# EXERCISE DETAILS
Work through the entries below line by line and give the number of lines with the string "votes", nothing else.

SUPPLIED DATA START

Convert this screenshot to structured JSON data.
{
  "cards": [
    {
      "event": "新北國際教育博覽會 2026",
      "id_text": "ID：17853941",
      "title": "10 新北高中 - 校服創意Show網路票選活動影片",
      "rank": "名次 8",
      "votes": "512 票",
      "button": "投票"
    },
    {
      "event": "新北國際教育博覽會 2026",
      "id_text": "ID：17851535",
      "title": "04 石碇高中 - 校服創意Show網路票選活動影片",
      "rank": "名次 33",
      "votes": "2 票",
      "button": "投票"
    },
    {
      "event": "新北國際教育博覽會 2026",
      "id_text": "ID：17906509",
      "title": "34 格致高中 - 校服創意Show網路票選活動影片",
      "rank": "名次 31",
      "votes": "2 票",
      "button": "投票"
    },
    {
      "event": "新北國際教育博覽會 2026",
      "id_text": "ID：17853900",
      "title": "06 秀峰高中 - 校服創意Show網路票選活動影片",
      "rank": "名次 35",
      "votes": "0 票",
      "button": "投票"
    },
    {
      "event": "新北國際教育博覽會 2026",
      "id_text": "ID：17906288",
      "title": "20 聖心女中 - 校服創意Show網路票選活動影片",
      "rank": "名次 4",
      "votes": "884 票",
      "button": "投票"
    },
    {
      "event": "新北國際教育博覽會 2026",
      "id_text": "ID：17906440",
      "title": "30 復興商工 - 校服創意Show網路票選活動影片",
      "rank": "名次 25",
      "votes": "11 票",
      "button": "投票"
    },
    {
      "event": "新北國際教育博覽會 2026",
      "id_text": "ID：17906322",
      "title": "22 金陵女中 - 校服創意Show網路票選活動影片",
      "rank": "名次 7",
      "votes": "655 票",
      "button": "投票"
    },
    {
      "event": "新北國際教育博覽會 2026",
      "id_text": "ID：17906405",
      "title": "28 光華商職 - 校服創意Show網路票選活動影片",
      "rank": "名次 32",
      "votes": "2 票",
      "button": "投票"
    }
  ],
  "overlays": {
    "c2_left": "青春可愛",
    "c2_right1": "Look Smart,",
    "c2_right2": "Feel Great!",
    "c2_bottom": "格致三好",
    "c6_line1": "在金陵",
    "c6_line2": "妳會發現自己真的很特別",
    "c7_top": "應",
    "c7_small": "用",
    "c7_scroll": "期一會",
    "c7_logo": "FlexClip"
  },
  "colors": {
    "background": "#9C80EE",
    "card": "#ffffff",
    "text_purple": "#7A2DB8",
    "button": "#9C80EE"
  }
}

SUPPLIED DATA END

# RESULT FOR THIS TASK
8